What I really like about this video is that it asks questions – gets one thinking about the entire life cycle of what we use and dispose of. Humans are the only non-recyclable-waste producing species inhabiting this planet, but we don’t have to be. Nature is the epitome of recycling; we are part of nature so why don’t we participate in this loop to a much greater extent? Because we humans think we can control nature. Please don’t misunderstand…I am in no way suggesting that people should be made or forced to participate in recycling via taxation or legal threat, particularly when done on a global basis. I am not averse to paying to support local community utility services, but that’s where it needs to stay. There is a time to “go global”, but there is also a time to understand when certain services need to remain at the community level to be most efficient.
Sustainability is about supporting the local economy. [Quote at 43.22 minutes in the video – I couldn’t agree more!]
What I am suggesting is that we as individuals become more educated; that we as individuals take a few minutes of our precious time to at least briefly understand the entire birth/life/death cycle of that “thing” that you use for a little while and then throw away. What I am suggesting is that we each become a little more responsible. If we all share a heart-felt responsibility for this planet we live on, this planet that nurtures us, this planet that feeds our bodies, minds and souls – then there would be no need for “forced participation” in what is our responsibility to begin with.
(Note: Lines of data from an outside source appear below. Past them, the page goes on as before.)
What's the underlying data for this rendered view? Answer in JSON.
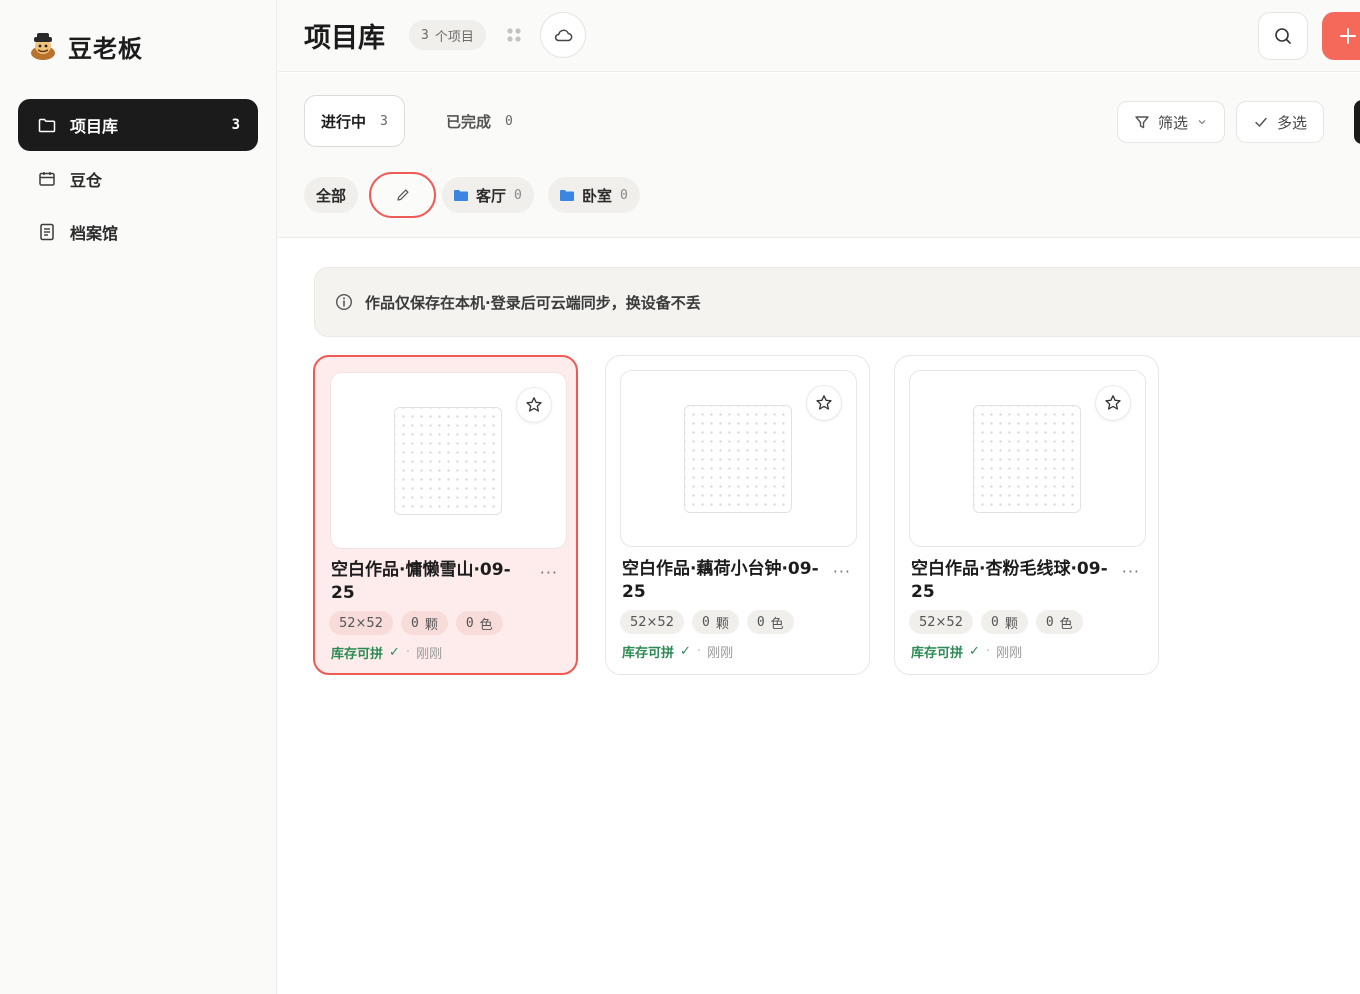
{
  "app": {
    "name": "豆老板"
  },
  "sidebar": {
    "items": [
      {
        "label": "项目库",
        "count": "3",
        "active": true,
        "icon": "folder-icon"
      },
      {
        "label": "豆仓",
        "count": "",
        "active": false,
        "icon": "calendar-box-icon"
      },
      {
        "label": "档案馆",
        "count": "",
        "active": false,
        "icon": "document-icon"
      }
    ]
  },
  "header": {
    "title": "项目库",
    "count_number": "3",
    "count_unit": "个项目"
  },
  "tabs": [
    {
      "label": "进行中",
      "count": "3",
      "active": true
    },
    {
      "label": "已完成",
      "count": "0",
      "active": false
    }
  ],
  "toolbar": {
    "filter_label": "筛选",
    "multiselect_label": "多选"
  },
  "chips": [
    {
      "label": "全部",
      "count": ""
    },
    {
      "label": "客厅",
      "count": "0"
    },
    {
      "label": "卧室",
      "count": "0"
    }
  ],
  "notice": {
    "text": "作品仅保存在本机·登录后可云端同步，换设备不丢"
  },
  "projects": [
    {
      "title": "空白作品·慵懒雪山·09-25",
      "size": "52×52",
      "beads_count": "0",
      "beads_unit": "颗",
      "colors_count": "0",
      "colors_unit": "色",
      "stock_status": "库存可拼",
      "check": "✓",
      "time": "刚刚",
      "selected": true
    },
    {
      "title": "空白作品·藕荷小台钟·09-25",
      "size": "52×52",
      "beads_count": "0",
      "beads_unit": "颗",
      "colors_count": "0",
      "colors_unit": "色",
      "stock_status": "库存可拼",
      "check": "✓",
      "time": "刚刚",
      "selected": false
    },
    {
      "title": "空白作品·杏粉毛线球·09-25",
      "size": "52×52",
      "beads_count": "0",
      "beads_unit": "颗",
      "colors_count": "0",
      "colors_unit": "色",
      "stock_status": "库存可拼",
      "check": "✓",
      "time": "刚刚",
      "selected": false
    }
  ],
  "colors": {
    "accent": "#ee5a55",
    "add_button": "#f4695a",
    "nav_active": "#1b1b1b",
    "stock_ok": "#2d8a55",
    "folder": "#3a86e0"
  }
}
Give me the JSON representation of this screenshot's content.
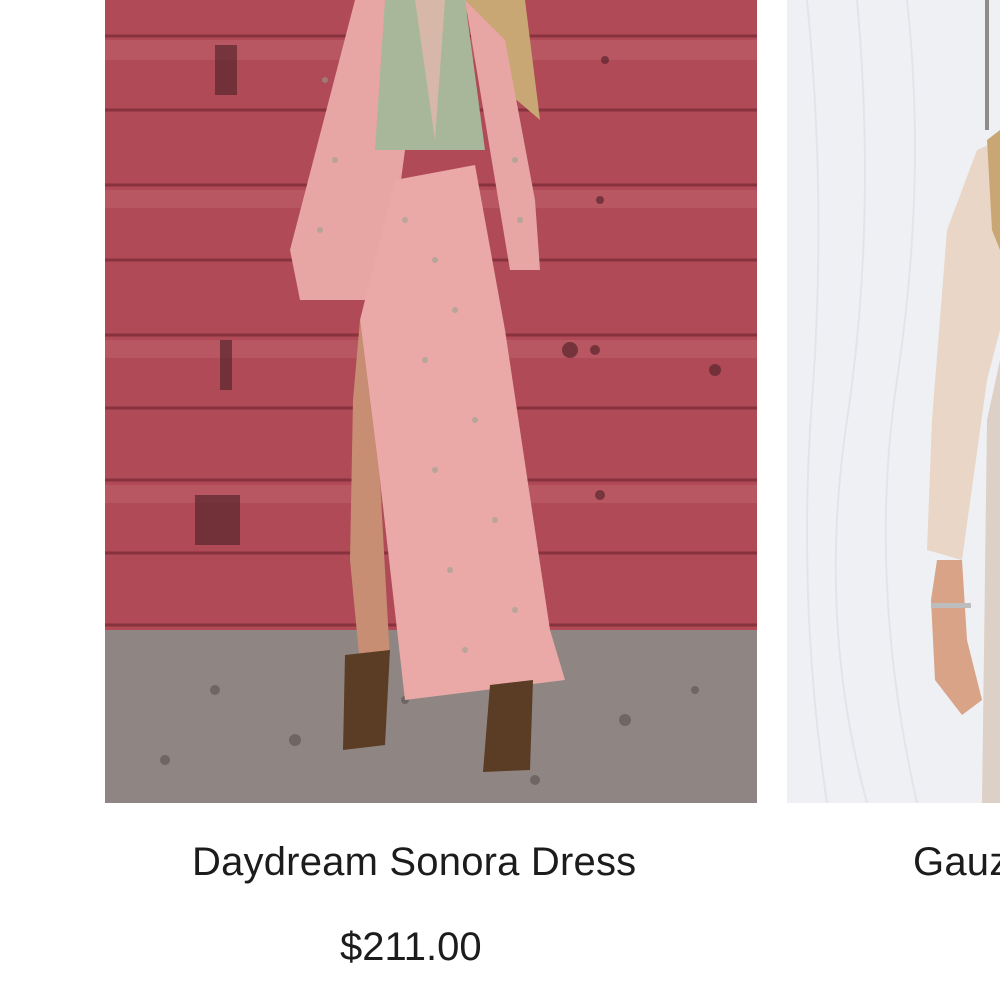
{
  "products": [
    {
      "title": "Daydream Sonora Dress",
      "price": "$211.00",
      "image": "pink-patterned-cutout-maxi-dress-photo"
    },
    {
      "title": "Gauz",
      "image": "cream-gauze-top-photo"
    }
  ],
  "colors": {
    "text": "#1c1c1c",
    "background": "#ffffff",
    "wall": "#b34e5a",
    "dress": "#e9a8a8"
  }
}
One of the primary issues addressed by this video is the concept of “zero waste”. Many people think that is impossible and why should we even strive for it, we should simply strive for a reduction. Well, who gets to define what is a sufficient reduction? That kind of thinking is exactly what leads us into the forced taxation/legal aspect because no one will have the exact same definition. Zero waste carries the same definition no matter where you are, what you do. Why not think outside the box and strive for that? I find this same kind of negative attitude when I deal with some clients on health consults, whether it’s for themselves or their animal – “I can’t” do that, “I can’t” do this – I can’t feed my dog a raw diet because, because, because. You can, I can, we can. This is not to say don’t pause along the way and say – “look what we’ve accomplished, this is good!” But don’t stop. There is always a way to return to the flow of nature because that is where we are supposed to be. Can’t doesn’t exist in nature – if something isn’t right at a given moment in time, then it doesn’t happen, something else that is appropriate will; the relationship between will determine what happens and when. And that is what we humans have ignored for so long – that relationality; we stay too focused on ourselves or “things” and do not see what flows between.
Humans are potentially very creative, that is what defines us from non-human animals; we have the ontic (ego) organization that allows us to imagine what could be and then create it. Non-human animals are experts at understanding nature and flowing – dancing, if you will – with nature. Non-human animals are ultimately part of us in the greater scheme of things; they participate in our lives for reasons, we need them – all species old and new depending upon where humankind is in our own evolution of consciousness. It is our responsibility to provide a continued safe haven (the Earth) for them and it is their “job” to re-engage us in the dance of nature, we have to learn how to let that happen without orchestrating it through some kind of conditioning…but I’m about to digress again – the chasm between operant conditioning/behaviorism and cognitive ethology is a huge one; a subject I will begin to address in coming months. (See? Everything really is related.) Back to the subject of this post…
The video is about 54+ minutes long but well worth the time to listen. It focuses on Seattle and the ways they have accomplished becoming much more green. No, it didn’t happen overnight and it took a lot of people in a lot of different organizations working together – but that is what I find so wonderful about this, the true sense of community. Baby steps at first, then you’ll be running before long! It has made me realize that I could be doing more. Please watch. This video was also included in a featured post (Jan 18) on Dr. Mercola’s website here.